The aim of this study was to investigate the mechanisms underlying passive avoidance learning in females in order to contrast Newman's (disinhibition as a consequence of BAS hyperactivity) with Gray's perspective (disinhibition can also appear as a consequence of BIS hypoactivity). Two computerized versions of the go/no-go discrimination task used by Newman et al. [Newman, J. P., Widom, C. S., & Nathan, S. (1985). Passive avoidance in syndromes of disinhibition: psychopathy and extraversion. Journal of Personality and Social Psychology, 48, 1316-1327]. were administered to groups classified according to extraversion and neuroticism. The results showed that, unlike the work with males, condition R + P (situation involving cues for both reward and punishment) did not produce differences in passive avoidance errors (PAEs) between (neurotic) extraverts and (stable) introverts. In contrast, neurotic introverts tended to make more PAEs than the other groups but only when condition R + P was performed first. With regard to condition P (situation involving only cues for punishment), results showed that stable extraverts tended to display behavioural disinhibition when condition P was performed in second place. These results suggest that disinhibition is a complex phenomenon that may be mediated by either BIS hypoactivity, BAS hyperactivity or even BIS hyperactivity, and by the interaction of all these mechanisms with the involvement of some of the variables such as gender, personality, motivation, task and subject's anxiety state. © 2000 Elsevier Science Ltd. All rights reserved.

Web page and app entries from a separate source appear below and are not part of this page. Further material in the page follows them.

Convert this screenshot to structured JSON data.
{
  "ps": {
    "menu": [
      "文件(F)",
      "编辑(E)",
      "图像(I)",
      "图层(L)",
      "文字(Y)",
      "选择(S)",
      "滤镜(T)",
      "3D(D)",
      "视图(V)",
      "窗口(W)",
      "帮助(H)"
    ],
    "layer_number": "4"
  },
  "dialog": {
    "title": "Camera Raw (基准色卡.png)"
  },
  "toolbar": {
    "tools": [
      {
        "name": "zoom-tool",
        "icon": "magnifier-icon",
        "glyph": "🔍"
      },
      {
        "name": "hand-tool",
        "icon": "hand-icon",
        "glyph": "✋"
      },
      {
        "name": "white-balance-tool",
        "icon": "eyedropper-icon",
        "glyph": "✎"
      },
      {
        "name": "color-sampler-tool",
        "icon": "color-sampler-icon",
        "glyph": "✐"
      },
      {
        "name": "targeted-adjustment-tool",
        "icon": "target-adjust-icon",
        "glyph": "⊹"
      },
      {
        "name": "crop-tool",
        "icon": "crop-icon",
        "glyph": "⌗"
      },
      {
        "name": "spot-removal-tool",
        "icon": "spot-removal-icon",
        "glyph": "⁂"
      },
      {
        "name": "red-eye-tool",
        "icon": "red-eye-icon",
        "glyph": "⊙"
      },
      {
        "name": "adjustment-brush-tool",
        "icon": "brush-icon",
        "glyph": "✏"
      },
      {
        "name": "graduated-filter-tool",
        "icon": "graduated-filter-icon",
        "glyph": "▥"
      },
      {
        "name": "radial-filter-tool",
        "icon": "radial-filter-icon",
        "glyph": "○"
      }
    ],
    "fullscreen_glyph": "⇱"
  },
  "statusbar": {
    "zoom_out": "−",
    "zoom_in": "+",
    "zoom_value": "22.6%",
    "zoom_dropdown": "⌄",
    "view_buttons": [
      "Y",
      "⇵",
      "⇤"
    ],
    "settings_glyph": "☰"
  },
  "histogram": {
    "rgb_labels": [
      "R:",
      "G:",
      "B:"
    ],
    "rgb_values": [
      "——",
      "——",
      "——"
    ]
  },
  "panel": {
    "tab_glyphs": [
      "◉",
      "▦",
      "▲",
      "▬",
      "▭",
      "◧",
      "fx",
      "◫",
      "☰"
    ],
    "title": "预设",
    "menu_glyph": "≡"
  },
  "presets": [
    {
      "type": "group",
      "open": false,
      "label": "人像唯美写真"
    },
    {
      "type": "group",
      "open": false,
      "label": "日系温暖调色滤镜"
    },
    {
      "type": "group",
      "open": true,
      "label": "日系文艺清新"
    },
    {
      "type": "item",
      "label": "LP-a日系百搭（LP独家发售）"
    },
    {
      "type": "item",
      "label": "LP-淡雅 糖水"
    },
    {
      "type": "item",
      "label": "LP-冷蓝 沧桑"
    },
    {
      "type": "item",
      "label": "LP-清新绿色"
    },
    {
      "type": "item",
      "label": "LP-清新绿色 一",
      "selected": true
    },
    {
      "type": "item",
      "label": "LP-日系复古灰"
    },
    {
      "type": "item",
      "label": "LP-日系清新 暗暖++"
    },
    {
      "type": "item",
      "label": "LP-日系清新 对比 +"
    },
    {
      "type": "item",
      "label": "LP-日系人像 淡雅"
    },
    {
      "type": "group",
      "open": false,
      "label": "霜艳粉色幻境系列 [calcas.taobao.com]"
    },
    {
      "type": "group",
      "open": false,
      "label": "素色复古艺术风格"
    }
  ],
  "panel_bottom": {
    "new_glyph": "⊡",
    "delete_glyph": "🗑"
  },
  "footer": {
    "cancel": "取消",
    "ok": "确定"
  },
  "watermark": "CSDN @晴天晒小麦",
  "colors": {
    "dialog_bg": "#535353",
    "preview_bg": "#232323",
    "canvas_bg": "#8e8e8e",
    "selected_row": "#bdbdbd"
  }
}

|Journal||Personality and Individual Differences|
|Publication status||Published - 1 Jan 2000|
- Gender differences
- Gray's model
- Passive avoidance